■ Task ■
A complete answer lists every line of the entries below where the string "Regras" appears.

■ Input material ■
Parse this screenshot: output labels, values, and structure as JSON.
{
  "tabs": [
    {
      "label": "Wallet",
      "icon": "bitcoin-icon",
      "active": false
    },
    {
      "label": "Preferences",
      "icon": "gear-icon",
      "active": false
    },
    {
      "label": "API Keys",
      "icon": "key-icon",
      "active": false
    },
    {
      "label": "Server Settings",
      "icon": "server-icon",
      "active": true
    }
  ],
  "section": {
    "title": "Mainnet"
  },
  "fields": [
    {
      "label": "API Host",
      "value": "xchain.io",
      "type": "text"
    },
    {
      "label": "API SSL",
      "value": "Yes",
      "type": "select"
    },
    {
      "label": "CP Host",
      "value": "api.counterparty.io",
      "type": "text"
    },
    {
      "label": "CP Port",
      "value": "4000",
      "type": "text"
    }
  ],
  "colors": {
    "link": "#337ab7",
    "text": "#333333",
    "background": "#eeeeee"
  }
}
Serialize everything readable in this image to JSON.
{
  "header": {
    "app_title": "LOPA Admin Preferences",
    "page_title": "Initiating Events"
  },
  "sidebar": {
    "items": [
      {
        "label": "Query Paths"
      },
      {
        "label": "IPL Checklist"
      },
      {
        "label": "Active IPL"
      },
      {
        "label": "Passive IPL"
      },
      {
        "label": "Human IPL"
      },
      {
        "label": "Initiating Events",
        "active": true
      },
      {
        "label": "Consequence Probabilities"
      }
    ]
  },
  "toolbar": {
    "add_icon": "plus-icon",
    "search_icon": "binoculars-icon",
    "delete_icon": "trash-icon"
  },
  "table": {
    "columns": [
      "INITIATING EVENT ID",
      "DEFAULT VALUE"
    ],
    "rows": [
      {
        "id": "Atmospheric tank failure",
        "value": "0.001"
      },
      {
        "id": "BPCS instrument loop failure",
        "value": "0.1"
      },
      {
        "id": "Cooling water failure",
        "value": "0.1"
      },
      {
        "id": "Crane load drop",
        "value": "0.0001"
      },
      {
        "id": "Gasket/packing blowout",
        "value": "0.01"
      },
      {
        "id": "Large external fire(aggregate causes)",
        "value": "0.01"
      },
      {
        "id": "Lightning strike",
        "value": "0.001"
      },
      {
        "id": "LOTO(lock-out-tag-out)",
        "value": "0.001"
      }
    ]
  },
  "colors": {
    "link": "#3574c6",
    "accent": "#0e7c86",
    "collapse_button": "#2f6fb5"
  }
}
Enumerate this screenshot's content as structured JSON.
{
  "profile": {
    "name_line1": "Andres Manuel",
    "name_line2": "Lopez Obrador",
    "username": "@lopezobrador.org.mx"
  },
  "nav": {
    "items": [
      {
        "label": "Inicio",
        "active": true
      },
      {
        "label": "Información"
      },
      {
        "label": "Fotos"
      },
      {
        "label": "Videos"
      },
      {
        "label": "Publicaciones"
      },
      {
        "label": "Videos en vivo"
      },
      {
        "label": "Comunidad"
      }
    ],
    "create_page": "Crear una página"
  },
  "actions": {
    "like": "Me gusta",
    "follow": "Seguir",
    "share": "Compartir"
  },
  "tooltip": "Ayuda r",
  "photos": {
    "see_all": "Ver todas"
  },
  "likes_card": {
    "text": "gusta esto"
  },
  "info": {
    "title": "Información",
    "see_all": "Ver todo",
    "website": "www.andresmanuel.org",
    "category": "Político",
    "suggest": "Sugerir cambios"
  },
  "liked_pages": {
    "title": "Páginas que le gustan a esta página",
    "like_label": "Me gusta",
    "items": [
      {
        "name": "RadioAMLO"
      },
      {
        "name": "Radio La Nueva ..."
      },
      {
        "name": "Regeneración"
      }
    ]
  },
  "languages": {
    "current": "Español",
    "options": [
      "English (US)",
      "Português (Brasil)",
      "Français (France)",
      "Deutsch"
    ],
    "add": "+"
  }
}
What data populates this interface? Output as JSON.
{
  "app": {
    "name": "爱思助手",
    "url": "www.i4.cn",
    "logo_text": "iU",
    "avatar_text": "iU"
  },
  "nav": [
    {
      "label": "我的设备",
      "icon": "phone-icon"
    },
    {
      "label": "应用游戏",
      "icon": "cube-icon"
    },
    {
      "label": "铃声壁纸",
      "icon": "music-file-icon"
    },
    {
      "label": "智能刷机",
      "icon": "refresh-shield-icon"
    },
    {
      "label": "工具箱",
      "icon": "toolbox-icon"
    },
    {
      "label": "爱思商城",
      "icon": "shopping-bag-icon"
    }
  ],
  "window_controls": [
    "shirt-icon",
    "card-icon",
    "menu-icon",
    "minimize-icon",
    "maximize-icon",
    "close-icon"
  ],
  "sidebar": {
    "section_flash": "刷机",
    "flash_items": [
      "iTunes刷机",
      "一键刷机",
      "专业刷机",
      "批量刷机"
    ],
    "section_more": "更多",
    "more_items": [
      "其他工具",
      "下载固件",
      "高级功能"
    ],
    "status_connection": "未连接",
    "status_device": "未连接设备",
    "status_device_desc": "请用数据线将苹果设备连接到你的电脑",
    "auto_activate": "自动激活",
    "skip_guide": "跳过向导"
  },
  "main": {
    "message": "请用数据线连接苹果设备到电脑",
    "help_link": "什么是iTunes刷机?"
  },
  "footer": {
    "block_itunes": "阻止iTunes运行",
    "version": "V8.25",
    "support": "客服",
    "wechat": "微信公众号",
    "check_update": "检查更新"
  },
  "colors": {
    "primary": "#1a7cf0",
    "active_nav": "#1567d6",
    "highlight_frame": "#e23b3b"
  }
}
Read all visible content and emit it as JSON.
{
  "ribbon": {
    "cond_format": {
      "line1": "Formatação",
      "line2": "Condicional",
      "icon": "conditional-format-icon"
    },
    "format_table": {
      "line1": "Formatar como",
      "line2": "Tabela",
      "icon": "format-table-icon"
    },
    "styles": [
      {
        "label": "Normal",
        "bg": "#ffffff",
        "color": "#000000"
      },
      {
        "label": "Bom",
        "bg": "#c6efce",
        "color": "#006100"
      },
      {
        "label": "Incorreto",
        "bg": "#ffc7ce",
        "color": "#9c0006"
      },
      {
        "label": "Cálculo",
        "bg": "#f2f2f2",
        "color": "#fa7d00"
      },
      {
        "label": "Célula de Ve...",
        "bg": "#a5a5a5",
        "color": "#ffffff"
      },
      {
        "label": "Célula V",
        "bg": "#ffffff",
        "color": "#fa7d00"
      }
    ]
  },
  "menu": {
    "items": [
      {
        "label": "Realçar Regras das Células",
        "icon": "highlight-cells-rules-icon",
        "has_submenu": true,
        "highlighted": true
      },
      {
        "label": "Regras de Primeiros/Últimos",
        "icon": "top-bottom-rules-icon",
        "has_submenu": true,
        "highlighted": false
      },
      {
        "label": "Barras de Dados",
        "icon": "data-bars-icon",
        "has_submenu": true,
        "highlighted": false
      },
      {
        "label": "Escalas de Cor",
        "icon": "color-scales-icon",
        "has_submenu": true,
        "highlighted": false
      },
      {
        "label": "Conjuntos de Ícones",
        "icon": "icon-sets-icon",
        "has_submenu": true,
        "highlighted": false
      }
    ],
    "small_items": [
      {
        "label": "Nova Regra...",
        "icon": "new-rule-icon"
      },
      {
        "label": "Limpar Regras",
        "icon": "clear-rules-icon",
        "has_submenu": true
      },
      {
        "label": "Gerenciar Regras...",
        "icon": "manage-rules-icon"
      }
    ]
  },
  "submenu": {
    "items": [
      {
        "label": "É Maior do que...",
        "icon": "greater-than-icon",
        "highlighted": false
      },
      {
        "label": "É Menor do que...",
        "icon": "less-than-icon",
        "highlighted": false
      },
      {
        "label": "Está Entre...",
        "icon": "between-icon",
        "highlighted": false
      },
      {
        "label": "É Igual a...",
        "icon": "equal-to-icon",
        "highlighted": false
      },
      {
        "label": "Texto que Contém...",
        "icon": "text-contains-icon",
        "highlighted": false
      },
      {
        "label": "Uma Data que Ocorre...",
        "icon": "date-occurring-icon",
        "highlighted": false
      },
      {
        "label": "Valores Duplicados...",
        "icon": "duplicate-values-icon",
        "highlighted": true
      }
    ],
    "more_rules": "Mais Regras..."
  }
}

■ Result for this task ■
        "label": "Realçar Regras das Células",
        "label": "Regras de Primeiros/Últimos",
        "label": "Limpar Regras",
        "label": "Gerenciar Regras...",
    "more_rules": "Mais Regras..."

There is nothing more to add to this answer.